There is a lot of discussion nowadays in the business world about work-life balance. Today I want to challenge and inspire you to think seriously about your work-marriage balance!
Materialism is the excessive desire to acquire and consume material goods. Think about the choices and values you place on material things (things you can buy) and how that affects your satisfaction with your marriage.
Not that wealth is bad, nor is it wrong to prosper. Owning and enjoying material things is not bad either. What we see from the research is that it is not so much the value OF things but the value we GIVE to things and wealth that influences our marital satisfaction.
We’re going to look at four things: how marriage makes you wealthier, how work impacts marriage, how materisalism itself affects marital quality, and how starting a family sooner or later (as a financial/career decision) affects life and family satisfaction.
Marriage Makes You Wealthier
Zagorsky published his findings in the Journal of Sociology (2005) after conducting a study of individuals in their youth, then into their 20’s, 30’s and 40’s. He found:
- Single people slowly increase their net worth over time
- Married people experience 77% more increase in net worth than single people
- On average, their wealth increases 16% for each year of marriage.
- Divorced people: wealth starts to decrease 4 years before the divorce and they end up experiencing an average wealth drop of 77%
The message is NOT: Stay wealth – don’t get divorced! The message is, you have the opportunity to get married, go for it, and take care of your marriage because one of the usual blessings is an increased likelihood of growing your net worth.
Another thing, putting the heartache and really difficult consequences aside, it’s way cheaper to do counseling or coaching or marriage enrichment work early on and even when you feel like you don’t need it, than it is to go through divorce.

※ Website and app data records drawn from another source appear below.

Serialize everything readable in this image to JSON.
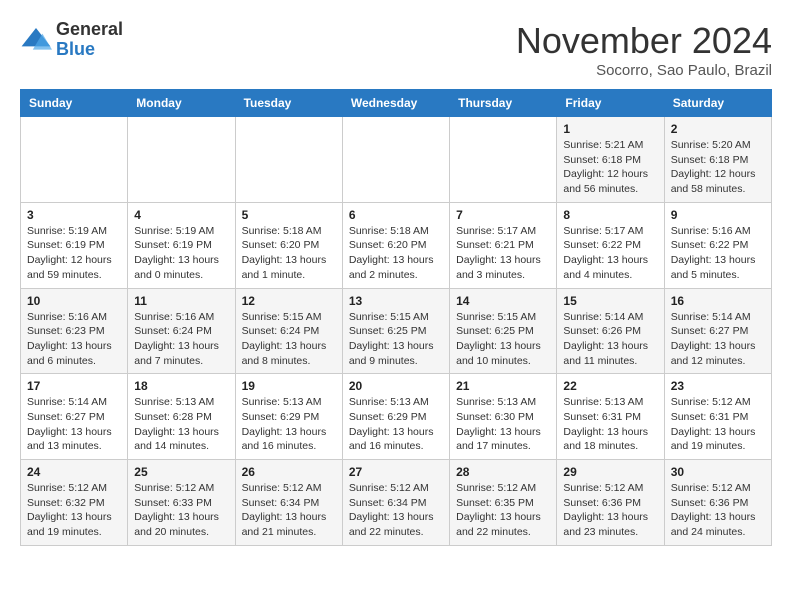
{
  "header": {
    "logo_line1": "General",
    "logo_line2": "Blue",
    "month": "November 2024",
    "location": "Socorro, Sao Paulo, Brazil"
  },
  "weekdays": [
    "Sunday",
    "Monday",
    "Tuesday",
    "Wednesday",
    "Thursday",
    "Friday",
    "Saturday"
  ],
  "weeks": [
    [
      {
        "day": "",
        "info": ""
      },
      {
        "day": "",
        "info": ""
      },
      {
        "day": "",
        "info": ""
      },
      {
        "day": "",
        "info": ""
      },
      {
        "day": "",
        "info": ""
      },
      {
        "day": "1",
        "info": "Sunrise: 5:21 AM\nSunset: 6:18 PM\nDaylight: 12 hours\nand 56 minutes."
      },
      {
        "day": "2",
        "info": "Sunrise: 5:20 AM\nSunset: 6:18 PM\nDaylight: 12 hours\nand 58 minutes."
      }
    ],
    [
      {
        "day": "3",
        "info": "Sunrise: 5:19 AM\nSunset: 6:19 PM\nDaylight: 12 hours\nand 59 minutes."
      },
      {
        "day": "4",
        "info": "Sunrise: 5:19 AM\nSunset: 6:19 PM\nDaylight: 13 hours\nand 0 minutes."
      },
      {
        "day": "5",
        "info": "Sunrise: 5:18 AM\nSunset: 6:20 PM\nDaylight: 13 hours\nand 1 minute."
      },
      {
        "day": "6",
        "info": "Sunrise: 5:18 AM\nSunset: 6:20 PM\nDaylight: 13 hours\nand 2 minutes."
      },
      {
        "day": "7",
        "info": "Sunrise: 5:17 AM\nSunset: 6:21 PM\nDaylight: 13 hours\nand 3 minutes."
      },
      {
        "day": "8",
        "info": "Sunrise: 5:17 AM\nSunset: 6:22 PM\nDaylight: 13 hours\nand 4 minutes."
      },
      {
        "day": "9",
        "info": "Sunrise: 5:16 AM\nSunset: 6:22 PM\nDaylight: 13 hours\nand 5 minutes."
      }
    ],
    [
      {
        "day": "10",
        "info": "Sunrise: 5:16 AM\nSunset: 6:23 PM\nDaylight: 13 hours\nand 6 minutes."
      },
      {
        "day": "11",
        "info": "Sunrise: 5:16 AM\nSunset: 6:24 PM\nDaylight: 13 hours\nand 7 minutes."
      },
      {
        "day": "12",
        "info": "Sunrise: 5:15 AM\nSunset: 6:24 PM\nDaylight: 13 hours\nand 8 minutes."
      },
      {
        "day": "13",
        "info": "Sunrise: 5:15 AM\nSunset: 6:25 PM\nDaylight: 13 hours\nand 9 minutes."
      },
      {
        "day": "14",
        "info": "Sunrise: 5:15 AM\nSunset: 6:25 PM\nDaylight: 13 hours\nand 10 minutes."
      },
      {
        "day": "15",
        "info": "Sunrise: 5:14 AM\nSunset: 6:26 PM\nDaylight: 13 hours\nand 11 minutes."
      },
      {
        "day": "16",
        "info": "Sunrise: 5:14 AM\nSunset: 6:27 PM\nDaylight: 13 hours\nand 12 minutes."
      }
    ],
    [
      {
        "day": "17",
        "info": "Sunrise: 5:14 AM\nSunset: 6:27 PM\nDaylight: 13 hours\nand 13 minutes."
      },
      {
        "day": "18",
        "info": "Sunrise: 5:13 AM\nSunset: 6:28 PM\nDaylight: 13 hours\nand 14 minutes."
      },
      {
        "day": "19",
        "info": "Sunrise: 5:13 AM\nSunset: 6:29 PM\nDaylight: 13 hours\nand 16 minutes."
      },
      {
        "day": "20",
        "info": "Sunrise: 5:13 AM\nSunset: 6:29 PM\nDaylight: 13 hours\nand 16 minutes."
      },
      {
        "day": "21",
        "info": "Sunrise: 5:13 AM\nSunset: 6:30 PM\nDaylight: 13 hours\nand 17 minutes."
      },
      {
        "day": "22",
        "info": "Sunrise: 5:13 AM\nSunset: 6:31 PM\nDaylight: 13 hours\nand 18 minutes."
      },
      {
        "day": "23",
        "info": "Sunrise: 5:12 AM\nSunset: 6:31 PM\nDaylight: 13 hours\nand 19 minutes."
      }
    ],
    [
      {
        "day": "24",
        "info": "Sunrise: 5:12 AM\nSunset: 6:32 PM\nDaylight: 13 hours\nand 19 minutes."
      },
      {
        "day": "25",
        "info": "Sunrise: 5:12 AM\nSunset: 6:33 PM\nDaylight: 13 hours\nand 20 minutes."
      },
      {
        "day": "26",
        "info": "Sunrise: 5:12 AM\nSunset: 6:34 PM\nDaylight: 13 hours\nand 21 minutes."
      },
      {
        "day": "27",
        "info": "Sunrise: 5:12 AM\nSunset: 6:34 PM\nDaylight: 13 hours\nand 22 minutes."
      },
      {
        "day": "28",
        "info": "Sunrise: 5:12 AM\nSunset: 6:35 PM\nDaylight: 13 hours\nand 22 minutes."
      },
      {
        "day": "29",
        "info": "Sunrise: 5:12 AM\nSunset: 6:36 PM\nDaylight: 13 hours\nand 23 minutes."
      },
      {
        "day": "30",
        "info": "Sunrise: 5:12 AM\nSunset: 6:36 PM\nDaylight: 13 hours\nand 24 minutes."
      }
    ]
  ]
}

Be proactive about enriching and maintaining the quality of your marriage!
Work Impacts Marriage
Maume and Sebastian surveyed 372 couples (Journal of Family Economics, 2012).
They discovered that for men, working a fixed night schedule lowered marital quality compared to men who worked fixed days. Also, marriages suffered when work schedules limited the time they could spend with their spouses. We’re not condemning you if this is what you need to do. We have good friends that have done this, but it’s hard!
For women it was a little different. Because of the expectations to get things done at home, outside-the-home-work was a disruption to family life, time for herself and time to engage with family members. This culminated in a negative marital effect if she was working rotating schedules, in particular.
If you’re feeling really stuck and feel you have no other options for work, then your task is to figure out ways you can make the best of it and compensate for this challenge.
Infidelity is something to keep in mind when in the workplace. A separate study showed that men with higher incomes are more prone to engage in infidelity. (Interestingly, for women, it’s the opposite.) Perhaps it’s because they spend more time in the workplace to create wealth, or perhaps only due to the fact that their professional and personal lives include more opportunity to engage in these elicit relationships.
“Researchers have found that around one-half of participants who had cheated on their partner and who sought therapy (due to problems in their primary relationship) had met their extradyadic partner through their work”.
We definitely need to be cautious about the impact that work can have on our marriages! Be aware of how decisions around work and career impact our marriage for better or for worse.
Spending Affects Marital Quality
In 2011, Carroll et all looked at how aligned couples were on how their money should be spent and how that influenced their marriage. The findings were really interesting:
- Even when aligned, if both were pro-materialism, they had a lower quality of marriage.
- Mid-range quality marriages were those where one was high on materialism.
- The best quality of marriages occurred when the couple was both low on materialism.
Another study led by the same researcher found that materialistic attitudes led to higher perceptions of financial problems (more so than income levels), which in turn negatively affected levels of marital satisfaction.
One of the big decisions we make is when to start a family – that’s where emotional and relational issues meet head-on with financial and career issues. Rather than give you our opinions on this (as it can be quite a hot-topic!), we’re just going to go straight to the research.
A US national study of 3504 individuals showed that both men and women reported lower levels of life satisfaction when they had previously decided to delay family for their career. Both men and women reported more work-family stress.
Another study pointed out lower rates of having children is directly linked to materialism, and “those who do not delay relationships and family tend to experience significantly more satisfaction with life”.
In summary here, I think I have to say, “Ouch!” Just talking about this has challenged me on what I believe in life in general and how that affects my marriage. I hope it has done the same for you. Sometime to grow, we need to have the facts pointed out and be challenged!
I also think we really need to think about the value we place on material goods! The Lord Jesus taught in the book of Matthew, “Where your heart is, there will your treasure be also.” In other words, whatever you love (where your heart is) is where your value will grow the most (there will your treasure be). So, it’s what we love or what we value that matters, not if we have a lot of value.
Some food for thought, on a winter-Wednesday!